Edwin is a member of the St. George’s Club, a gentleman’s circle dedicated to protecting their families’ and friends’ women from scoundrels, socalled “sinful suitors.” Edwin’s friend, Warren Corry, Marquess of Knightford, Clarissa’s cousin, has watched out for her and her widowed mother, Lady Margrave. Knightford is called away to the continent to help Clarissa’s brother, Niall. Edwin and Clarissa, long-acquainted, have sparred and jabbed at each other since Clarissa and Yvette, Edwin’s sister, tittered, gossiped, and shopped together. Edwin’s steadfast, stodgy, introverted propriety rubs Clarissa’s social butterfly effervescence and flirtatious energy to poke and prod at his restrained demeanor. Nevertheless, Edwin insists he take Knightford’s place, protecting Clarissa from a stalker. Count Geraud Durand, France’s chargé d’affaires, follows, goads, importunes, and forces his unwanted, oily attentions on Clarissa and infuriates Edwin.
Hmm, Miss Bates had a somewhat bizarro thought after reading Andrea Laurence’s The CEO’s Unexpected Child: can it be that a not-very-good book can’t be discussed without spoilers? Because awfulness lies in the plot dominating, in a bad plot dominating? It struck Miss Bates that she can always discuss a good rom without spoilers. Would love to hear your thoughts on this, dear readers.
Onto to Laurence’s Desire and sifting through Miss Bates’s thoughts. Laurence’s CEO-mystery-mommy-plot-moppet smorgasbord is one of those roms which could’ve been great. The premise is wild (and possibly therein lies some of Miss Bates’s sour-puss face): what happens when an Italian’s CEO’s stored sperm is mixed up and ends up impregnating an IVF-ed woman instead of her husband’s? What happens when said husband dies in a car crash and pregnant lady finds out he was NOT the man she thought him? What happens when ten months later, studly-CEO discovers the fertility clinic’s error and sues new mommy to six-month-old-daughter for shared custody?
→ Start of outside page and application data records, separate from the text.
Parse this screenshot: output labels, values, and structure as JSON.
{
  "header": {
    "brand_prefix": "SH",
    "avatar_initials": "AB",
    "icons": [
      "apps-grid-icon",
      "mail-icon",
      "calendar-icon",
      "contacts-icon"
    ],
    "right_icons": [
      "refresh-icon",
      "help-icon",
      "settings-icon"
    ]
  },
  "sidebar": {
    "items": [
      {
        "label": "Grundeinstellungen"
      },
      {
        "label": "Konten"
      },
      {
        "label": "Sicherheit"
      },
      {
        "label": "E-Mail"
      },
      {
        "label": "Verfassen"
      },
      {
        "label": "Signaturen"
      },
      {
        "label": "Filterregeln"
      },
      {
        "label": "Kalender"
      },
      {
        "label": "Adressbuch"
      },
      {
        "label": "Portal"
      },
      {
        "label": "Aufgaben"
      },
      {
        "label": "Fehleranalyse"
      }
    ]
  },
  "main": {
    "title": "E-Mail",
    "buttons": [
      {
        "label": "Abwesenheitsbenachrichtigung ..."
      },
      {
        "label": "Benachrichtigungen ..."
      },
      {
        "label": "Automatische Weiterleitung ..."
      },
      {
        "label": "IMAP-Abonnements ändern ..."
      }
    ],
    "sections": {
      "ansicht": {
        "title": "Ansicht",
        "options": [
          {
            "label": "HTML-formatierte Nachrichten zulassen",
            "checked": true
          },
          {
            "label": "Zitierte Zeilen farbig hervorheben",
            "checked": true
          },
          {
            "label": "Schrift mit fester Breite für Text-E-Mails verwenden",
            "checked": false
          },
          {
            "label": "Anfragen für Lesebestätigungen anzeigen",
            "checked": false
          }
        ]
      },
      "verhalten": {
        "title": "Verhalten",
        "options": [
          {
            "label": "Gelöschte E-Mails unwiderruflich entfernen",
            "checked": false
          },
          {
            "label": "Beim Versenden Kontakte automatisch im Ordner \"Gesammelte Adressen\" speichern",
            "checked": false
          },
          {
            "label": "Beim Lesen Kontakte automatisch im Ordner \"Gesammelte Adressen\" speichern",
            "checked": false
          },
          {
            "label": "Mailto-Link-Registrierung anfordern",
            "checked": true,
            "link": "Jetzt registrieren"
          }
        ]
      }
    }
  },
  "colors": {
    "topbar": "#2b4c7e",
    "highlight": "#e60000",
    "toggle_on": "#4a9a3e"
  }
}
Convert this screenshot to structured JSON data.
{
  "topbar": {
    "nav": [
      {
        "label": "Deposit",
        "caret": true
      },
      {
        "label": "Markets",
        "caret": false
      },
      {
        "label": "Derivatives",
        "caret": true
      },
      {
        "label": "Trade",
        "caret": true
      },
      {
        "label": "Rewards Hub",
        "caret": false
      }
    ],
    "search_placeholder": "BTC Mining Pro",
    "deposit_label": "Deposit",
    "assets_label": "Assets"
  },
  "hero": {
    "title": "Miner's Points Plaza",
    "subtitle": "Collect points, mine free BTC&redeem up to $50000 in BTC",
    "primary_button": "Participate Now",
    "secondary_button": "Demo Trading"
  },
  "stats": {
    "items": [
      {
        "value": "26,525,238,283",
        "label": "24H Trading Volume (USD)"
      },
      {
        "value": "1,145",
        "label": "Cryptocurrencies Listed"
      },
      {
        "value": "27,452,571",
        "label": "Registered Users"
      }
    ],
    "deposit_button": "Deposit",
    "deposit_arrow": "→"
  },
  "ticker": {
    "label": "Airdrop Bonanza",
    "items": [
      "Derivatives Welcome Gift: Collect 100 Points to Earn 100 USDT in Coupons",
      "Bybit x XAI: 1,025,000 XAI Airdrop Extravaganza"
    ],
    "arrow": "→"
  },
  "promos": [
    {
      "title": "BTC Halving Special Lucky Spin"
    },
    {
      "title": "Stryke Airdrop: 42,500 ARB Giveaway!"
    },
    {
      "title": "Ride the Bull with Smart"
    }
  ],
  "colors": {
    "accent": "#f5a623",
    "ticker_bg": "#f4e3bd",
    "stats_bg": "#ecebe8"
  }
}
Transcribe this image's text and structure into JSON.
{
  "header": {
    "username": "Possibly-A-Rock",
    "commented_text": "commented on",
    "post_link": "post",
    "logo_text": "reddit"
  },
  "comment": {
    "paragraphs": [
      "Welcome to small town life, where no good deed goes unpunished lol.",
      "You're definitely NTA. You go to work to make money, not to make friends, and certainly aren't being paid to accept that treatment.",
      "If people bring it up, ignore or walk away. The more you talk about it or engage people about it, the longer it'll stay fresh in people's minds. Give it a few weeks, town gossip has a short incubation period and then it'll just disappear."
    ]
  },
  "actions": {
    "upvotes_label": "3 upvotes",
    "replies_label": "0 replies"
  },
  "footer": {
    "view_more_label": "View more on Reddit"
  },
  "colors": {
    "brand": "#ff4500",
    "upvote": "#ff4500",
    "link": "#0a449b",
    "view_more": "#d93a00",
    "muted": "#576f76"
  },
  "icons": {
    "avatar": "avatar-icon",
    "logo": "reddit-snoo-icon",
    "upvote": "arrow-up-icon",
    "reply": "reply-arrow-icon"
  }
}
That, folks, in a nutshell, is Laurence’s premise. When it opens, Luca Moretti, mega-millions CEO of Moretti Family Kitchen, and Claire Douglas confront each other, with their lawyers, across a negotiating table, trying to work out how Luca will play a significant role in his daughter’s, Eva’s, life.
Donna Thorland’s Renegades Of the American Revolution series, of which The Dutch Girl is fourth, is unique and wonderful. Miss Bates thinks it should become one of the great rom-sagas and certainly deserving of the same status as the dubious Outlander (Miss Bates isn’t a fan). Thorland cleverly interweaves history, adventure, spy thriller, and romance. Thorland’s Renegades are as much fun to read as Willig’s Carnation series (Miss Bates is a HUGE fan).
Thorland’s heroines are intelligent, beautiful, marginalized, caught up in the politics of war and espionage, but always, at core, ethical, admirable, and independent. They may start out naïve and young, but they’re survivors. They learn to navigate turbulent waters of intrigue and political interests without ever losing themselves. At their side, though often on opposite sides of the American/British divide, are heroes, somewhat more knowing, experienced, and equally embedded in the political interests of their day. The heroines, however, tap into the heroes’ romantic, protective core, an inner self the heroes have forgotten, seemingly discarded, or tucked away as years of political and/or military expediency hardened them. The eponymous Dutch Girl is Annatje Hoppe, whose alias is Miss Anna Winters, spinster New York school teacher. Our hero is childhood sweetheart, disgraced and disinherited-landed-rich-boy-no-more highwayman, Gerrit Van Haren. Continue reading